From 11:00PM PDT on Friday, July 1 until 5:00AM PDT on Saturday, July 2, the Shmoop engineering elves will be making tweaks and improvements to the site. That means Shmoop will be unavailable for use during that time. Thanks for your patience!
We have changed our privacy policy. In addition, we use cookies on our website for various purposes. By continuing on our website, you consent to our use of cookies. You can learn about our practices by reading our privacy policy.
© 2016 Shmoop University, Inc. All rights reserved.
When I Consider How My Light is Spent (On His Blindness)

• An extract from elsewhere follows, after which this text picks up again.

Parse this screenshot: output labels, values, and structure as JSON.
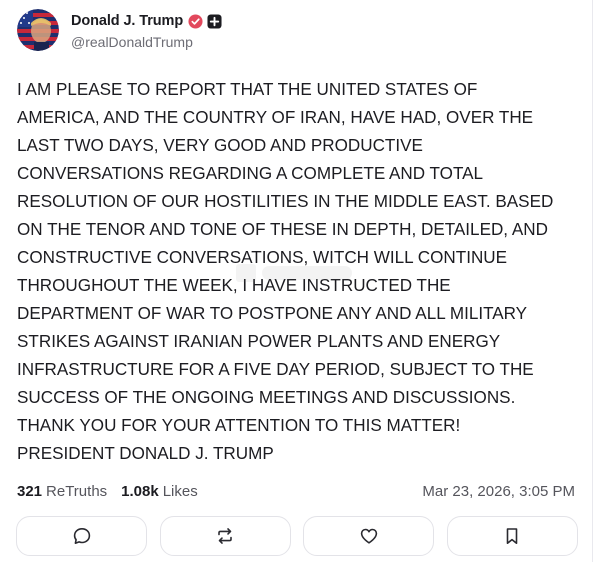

When I Consider How My Light is Spent (On His Blindness)

  

by John Milton

When I Consider How My Light is Spent (On His Blindness) Principles Quotes

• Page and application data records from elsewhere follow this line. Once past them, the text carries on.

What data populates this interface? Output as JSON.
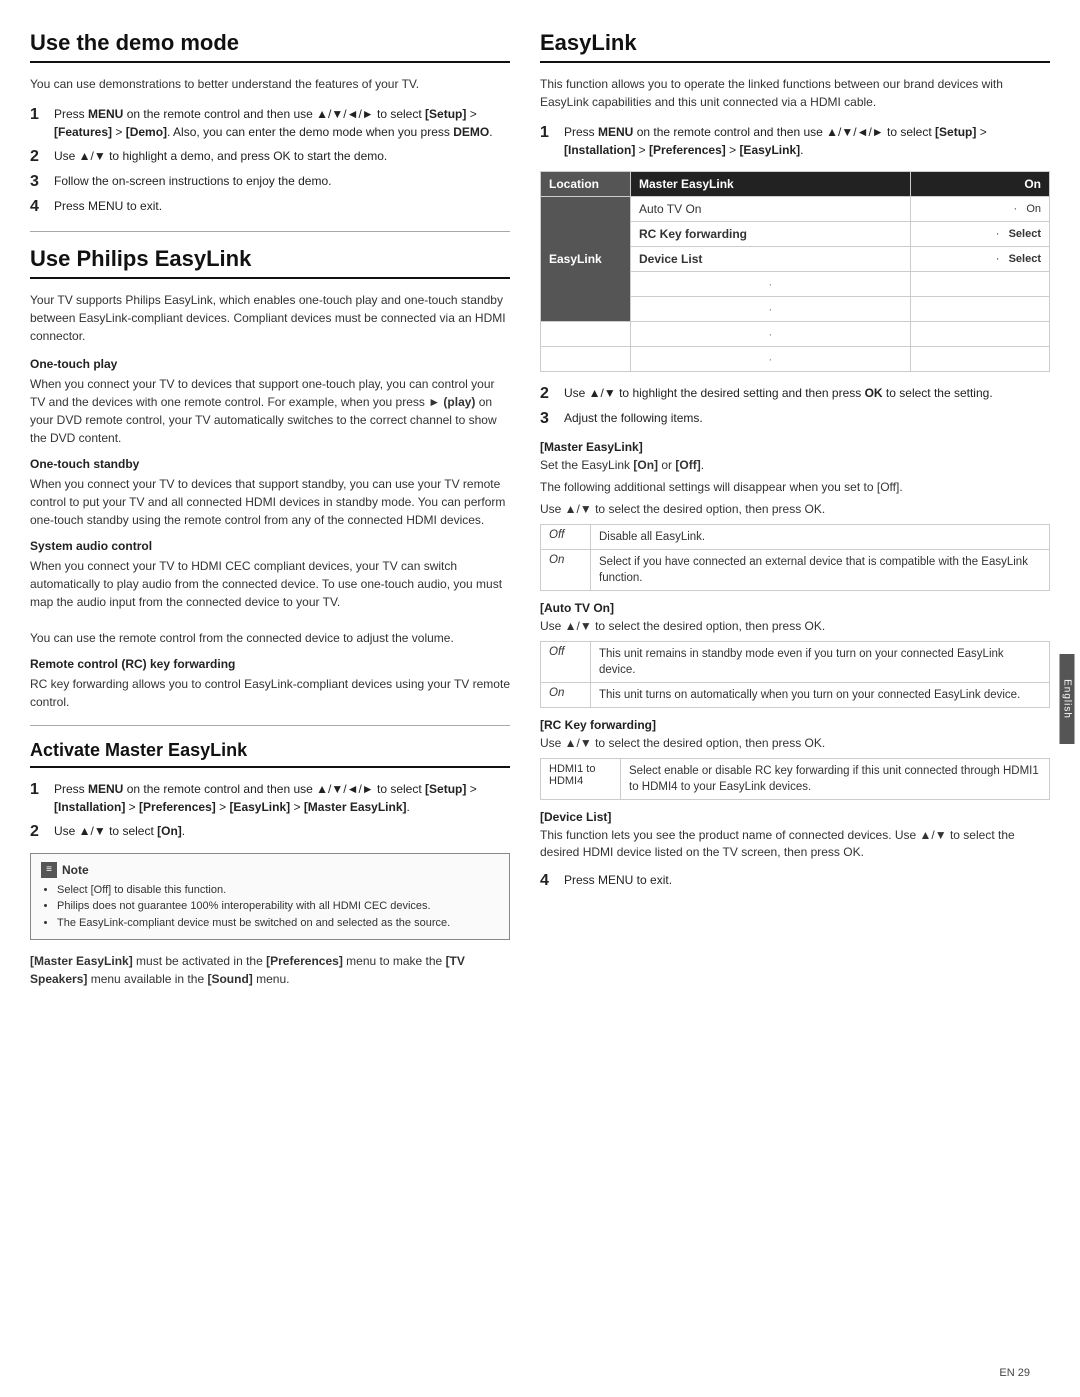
{
  "left": {
    "demo_section": {
      "title": "Use the demo mode",
      "desc": "You can use demonstrations to better understand the features of your TV.",
      "steps": [
        {
          "num": "1",
          "text": "Press MENU on the remote control and then use ▲/▼/◄/► to select [Setup] > [Features] > [Demo]. Also, you can enter the demo mode when you press DEMO."
        },
        {
          "num": "2",
          "text": "Use ▲/▼ to highlight a demo, and press OK to start the demo."
        },
        {
          "num": "3",
          "text": "Follow the on-screen instructions to enjoy the demo."
        },
        {
          "num": "4",
          "text": "Press MENU to exit."
        }
      ]
    },
    "philips_section": {
      "title": "Use Philips EasyLink",
      "desc": "Your TV supports Philips EasyLink, which enables one-touch play and one-touch standby between EasyLink-compliant devices. Compliant devices must be connected via an HDMI connector.",
      "subsections": [
        {
          "title": "One-touch play",
          "body": "When you connect your TV to devices that support one-touch play, you can control your TV and the devices with one remote control. For example, when you press ► (play) on your DVD remote control, your TV automatically switches to the correct channel to show the DVD content."
        },
        {
          "title": "One-touch standby",
          "body": "When you connect your TV to devices that support standby, you can use your TV remote control to put your TV and all connected HDMI devices in standby mode. You can perform one-touch standby using the remote control from any of the connected HDMI devices."
        },
        {
          "title": "System audio control",
          "body": "When you connect your TV to HDMI CEC compliant devices, your TV can switch automatically to play audio from the connected device. To use one-touch audio, you must map the audio input from the connected device to your TV.\n\nYou can use the remote control from the connected device to adjust the volume."
        },
        {
          "title": "Remote control (RC) key forwarding",
          "body": "RC key forwarding allows you to control EasyLink-compliant devices using your TV remote control."
        }
      ]
    },
    "activate_section": {
      "title": "Activate Master EasyLink",
      "steps": [
        {
          "num": "1",
          "text": "Press MENU on the remote control and then use ▲/▼/◄/► to select [Setup] > [Installation] > [Preferences] > [EasyLink] > [Master EasyLink]."
        },
        {
          "num": "2",
          "text": "Use ▲/▼ to select [On]."
        }
      ],
      "note": {
        "title": "Note",
        "items": [
          "Select [Off] to disable this function.",
          "Philips does not guarantee 100% interoperability with all HDMI CEC devices.",
          "The EasyLink-compliant device must be switched on and selected as the source."
        ]
      },
      "bracket_note": "[Master EasyLink] must be activated in the [Preferences] menu to make the [TV Speakers] menu available in the [Sound] menu."
    }
  },
  "right": {
    "easylink_section": {
      "title": "EasyLink",
      "desc": "This function allows you to operate the linked functions between our brand devices with EasyLink capabilities and this unit connected via a HDMI cable.",
      "step1": "Press MENU on the remote control and then use ▲/▼/◄/► to select [Setup] > [Installation] > [Preferences] > [EasyLink].",
      "table": {
        "headers": [
          "Location",
          "Master EasyLink",
          "On"
        ],
        "row_easylink": "EasyLink",
        "rows": [
          {
            "label": "Auto TV On",
            "dot": "·",
            "action": "On"
          },
          {
            "label": "RC Key forwarding",
            "dot": "·",
            "action": "Select"
          },
          {
            "label": "Device List",
            "dot": "·",
            "action": "Select"
          },
          {
            "label": "",
            "dot": "·",
            "action": ""
          },
          {
            "label": "",
            "dot": "·",
            "action": ""
          },
          {
            "label": "",
            "dot": "·",
            "action": ""
          },
          {
            "label": "",
            "dot": "·",
            "action": ""
          }
        ]
      },
      "step2": "Use ▲/▼ to highlight the desired setting and then press OK to select the setting.",
      "step3": "Adjust the following items.",
      "master_label": "[Master EasyLink]",
      "master_desc": "Set the EasyLink [On] or [Off].",
      "master_desc2": "The following additional settings will disappear when you set to [Off].",
      "use_note": "Use ▲/▼ to select the desired option, then press OK.",
      "master_options": [
        {
          "label": "Off",
          "desc": "Disable all EasyLink."
        },
        {
          "label": "On",
          "desc": "Select if you have connected an external device that is compatible with the EasyLink function."
        }
      ],
      "autotv_label": "[Auto TV On]",
      "autotv_use_note": "Use ▲/▼ to select the desired option, then press OK.",
      "autotv_options": [
        {
          "label": "Off",
          "desc": "This unit remains in standby mode even if you turn on your connected EasyLink device."
        },
        {
          "label": "On",
          "desc": "This unit turns on automatically when you turn on your connected EasyLink device."
        }
      ],
      "rc_label": "[RC Key forwarding]",
      "rc_use_note": "Use ▲/▼ to select the desired option, then press OK.",
      "rc_options_label": "HDMI1 to HDMI4",
      "rc_options_desc": "Select enable or disable RC key forwarding if this unit connected through HDMI1 to HDMI4 to your EasyLink devices.",
      "device_label": "[Device List]",
      "device_desc": "This function lets you see the product name of connected devices. Use ▲/▼ to select the desired HDMI device listed on the TV screen, then press OK.",
      "step4": "Press MENU to exit."
    }
  },
  "footer": {
    "text": "EN   29"
  },
  "side_tab": {
    "label": "English"
  }
}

How we cite our quotes: (line)

Quote #1

though my Soul more bent
To serve therewith my Maker(lines 4-5)

The speaker claims that the desire for service is built into his constitution. His "Maker" is like a magnet that attracts his soul.

Quote #2

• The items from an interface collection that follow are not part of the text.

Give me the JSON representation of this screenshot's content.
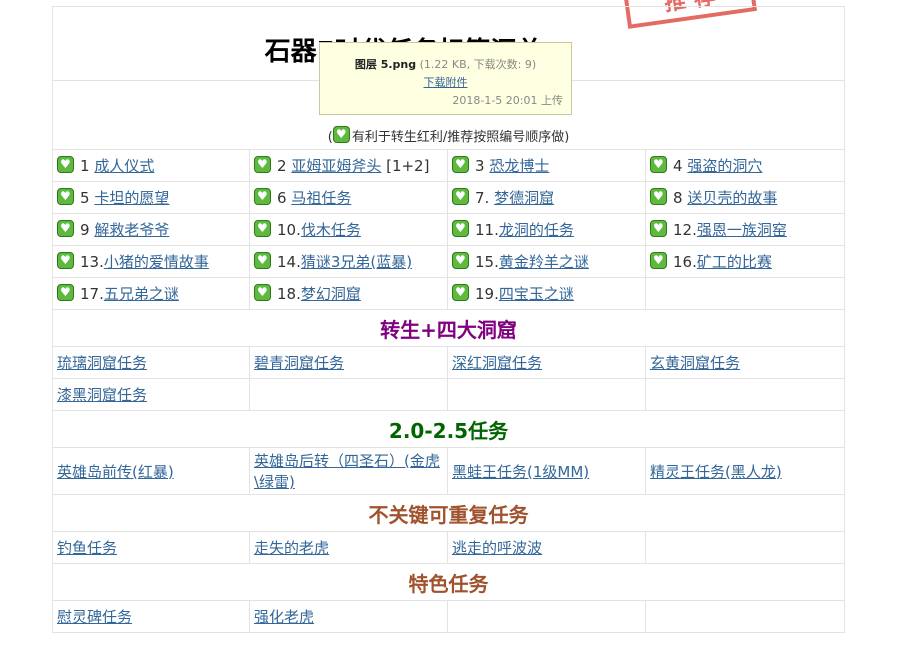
{
  "stamp": {
    "text": "推 荐",
    "color": "#e0524a"
  },
  "title": "石器E时代任务标签汇总",
  "tooltip": {
    "filename": "图层 5.png",
    "meta": "(1.22 KB, 下载次数: 9)",
    "download": "下载附件",
    "uploaded": "2018-1-5 20:01 上传"
  },
  "note": {
    "open": "(",
    "text": "有利于转生红利/推荐按照编号顺序做)"
  },
  "quests": [
    {
      "num": "1 ",
      "label": "成人仪式"
    },
    {
      "num": "2 ",
      "label": "亚姆亚姆斧头",
      "suffix": " [1+2]"
    },
    {
      "num": "3 ",
      "label": "恐龙博士"
    },
    {
      "num": "4 ",
      "label": "强盗的洞穴"
    },
    {
      "num": "5 ",
      "label": "卡坦的愿望"
    },
    {
      "num": "6 ",
      "label": "马祖任务"
    },
    {
      "num": "7. ",
      "label": "梦德洞窟"
    },
    {
      "num": "8 ",
      "label": "送贝壳的故事"
    },
    {
      "num": "9 ",
      "label": "解救老爷爷"
    },
    {
      "num": "10.",
      "label": "伐木任务"
    },
    {
      "num": "11.",
      "label": "龙洞的任务"
    },
    {
      "num": "12.",
      "label": "强恩一族洞窑"
    },
    {
      "num": "13.",
      "label": "小猪的爱情故事"
    },
    {
      "num": "14.",
      "label": "猜谜3兄弟(蓝暴)"
    },
    {
      "num": "15.",
      "label": "黄金羚羊之谜"
    },
    {
      "num": "16.",
      "label": "矿工的比赛"
    },
    {
      "num": "17.",
      "label": "五兄弟之谜"
    },
    {
      "num": "18.",
      "label": "梦幻洞窟"
    },
    {
      "num": "19.",
      "label": "四宝玉之谜"
    }
  ],
  "sections": [
    {
      "title": "转生+四大洞窟",
      "color": "#800080",
      "items": [
        "琉璃洞窟任务",
        "碧青洞窟任务",
        "深红洞窟任务",
        "玄黄洞窟任务",
        "漆黑洞窟任务"
      ]
    },
    {
      "title": "2.0-2.5任务",
      "color": "#006400",
      "items": [
        "英雄岛前传(红暴)",
        "英雄岛后转（四圣石）(金虎\\绿雷)",
        "黑蛙王任务(1级MM)",
        "精灵王任务(黑人龙)"
      ]
    },
    {
      "title": "不关键可重复任务",
      "color": "#a0522d",
      "items": [
        "钓鱼任务",
        "走失的老虎",
        "逃走的呼波波"
      ]
    },
    {
      "title": "特色任务",
      "color": "#a0522d",
      "items": [
        "慰灵碑任务",
        "强化老虎"
      ]
    }
  ]
}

"Doth God exact day-labour, light denied?" (line 9)

The speaker questions God's principles. Would God ask for the impossible? What would be the point of that? Think of "day-labour" as being like physical work that would require light.

Quote #3

But patience, to prevent
That murmur, soon replies, "God doth not need
Either man's work or his own gifts; (lines 8-10)

Patience says that the speaker has God's principles all wrong. What this really means is that the speaker is correcting himself, because "patience" is one of his principles. All this virtue stuff can get confusing.

People who Shmooped this also Shmooped...

Advertisement